I can't remember how often we have discussed the security of POS terminals and have tried to convey that it is a non-trivial design and development task. And of course it is not just the hardware the software is arguably even more critical. I remember being part of a banking committee some 25 years ago where software integrity was the subject matter. We managed to define what it meant but never solved how you could consistently achieve it although we did make everybody around us appreciate that it was a significant problem with no silver bullets. I would argue it is a more difficult challenge today than it was then because of the way the modern terminals are configured and maintained.
Perhaps it's a teaser who knows but this month researchers at MWR InfoSecurity have claimed that cybercriminals using a rogue smart card which gets connected to a Point of Sale (POS) terminal can effectively gain access to another customer's PIN and Primary Account Number (PAN - the number printed/embossed on the front of your financial card). They also claim that they can get access to the merchant's IT network. The company plans to present its findings at the Black Hat security conference in Las Vegas July 21-26. It doesn't seem to have a slot assigned so I guess it would need to be at the hustings.

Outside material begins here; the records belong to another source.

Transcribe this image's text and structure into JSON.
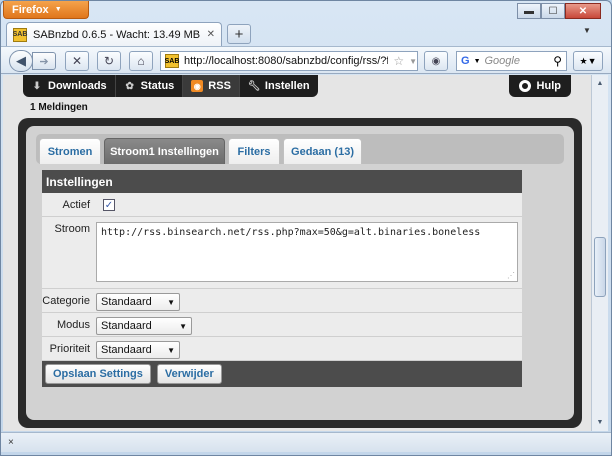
{
  "browser": {
    "menu_button": "Firefox",
    "tab_title": "SABnzbd 0.6.5 - Wacht: 13.49 MB",
    "favicon_text": "SAB",
    "url": "http://localhost:8080/sabnzbd/config/rss/?feed=",
    "search_placeholder": "Google",
    "status_close": "×"
  },
  "sab_menu": {
    "items": [
      {
        "label": "Downloads",
        "icon": "download-icon"
      },
      {
        "label": "Status",
        "icon": "status-icon"
      },
      {
        "label": "RSS",
        "icon": "rss-icon",
        "active": true
      },
      {
        "label": "Instellen",
        "icon": "wrench-icon"
      }
    ],
    "help_label": "Hulp"
  },
  "messages": "1 Meldingen",
  "tabs": [
    {
      "label": "Stromen"
    },
    {
      "label": "Stroom1 Instellingen",
      "active": true
    },
    {
      "label": "Filters"
    },
    {
      "label": "Gedaan (13)"
    }
  ],
  "form": {
    "header": "Instellingen",
    "active_label": "Actief",
    "active_checked": true,
    "feed_label": "Stroom",
    "feed_url": "http://rss.binsearch.net/rss.php?max=50&g=alt.binaries.boneless",
    "category_label": "Categorie",
    "category_value": "Standaard",
    "mode_label": "Modus",
    "mode_value": "Standaard",
    "priority_label": "Prioriteit",
    "priority_value": "Standaard",
    "save_button": "Opslaan Settings",
    "delete_button": "Verwijder"
  },
  "colors": {
    "accent_orange": "#e0761c",
    "link_blue": "#2b6da3",
    "dark_bar": "#1e1e1e"
  }
}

Ian Shaw the Managing Director of MWR has said that the security of Pin Pads is below that which a consumer might reasonably expect for financial transactions. He has further said that their investigations have shown that the range of vulnerabilities found in these devices could compromise consumer's card details and Pin number.
Just to put it all in perspective many have quoted the figures from the UK payment Cards Association where 852 million card payments were processes in the UK in the month of April using a Pin Pad terminal.
We have often discussed the idea of getting malware into a POS terminal or even an extra bit of hardware and software. It seems so easy for a hacker to go around changing terminals in a POS environment replacing them with new terminals incorporating some extra fraudulent activity. It wasn't that long ago when T-Max was attacked by hackers who just went around intercepting the wireless connections from POS terminals. People have learnt to encipher these connections in more recent years.
We have also heard about the Cambridge University attacks on EMV terminals where the connection path between the terminal and the smart card was intercepted by some extra electronics hidden up the attacker's sleeve to interfere with the need for Pin authentications (generally called wedge attacks).
But here is something new, no extra electronics, no need to get inside the terminal or the merchants network to plant malware, you just need to submit a rogue smart card to the candidate POS terminal card reader.
I've seen it already on the discussion boards, it's impossible and anyway the terminals are tested under PCI (Payment Card Industry) tests to make sure they are secure. Oh dear if only it were that easy!
Perhaps we just need to remember SQL injection, Buffer Overflows and Pathname attacks. The aim of these attacks is to get unauthorised access to sensitive data or even better to get the target device to execute rogue code or commands. Examples are rampant and buffer overflows in particular have even been successfully used even against smart cards. But here we are interested in attacking the terminal with no holds barred.
So how can a rogue smart card cause problems? It is a slave device, you send it a commands and it sends you a reply. However depending on the various implementations there are ways of putting the smart card into command mode so that it sends commands to the terminal for it to execute. This is prevalent in the world of smart phones.
In any event data is being sent from the smart card to the terminal device. So where does it go? Well there is some software driver in the terminal that is managing the commands and replies between the terminal and the smart card. Here is the area of weakness, what happens if this software misbehaves if it is sent data that it is not expecting, too much (buffer overflow) or something in the data that causes the software to operate outside its envelope?
Now I don't know what MWR InfoSecurity is going to tell us at the end of July in Las Vegas but I'm expecting to hear something interesting. MWR claim that tens of thousands of Pin Pad terminals are affected. Oh and lest there be any doubt the selling of credit and debit card details is big business in the criminal world.
Dr David Everett, (Smartcard & Identity News)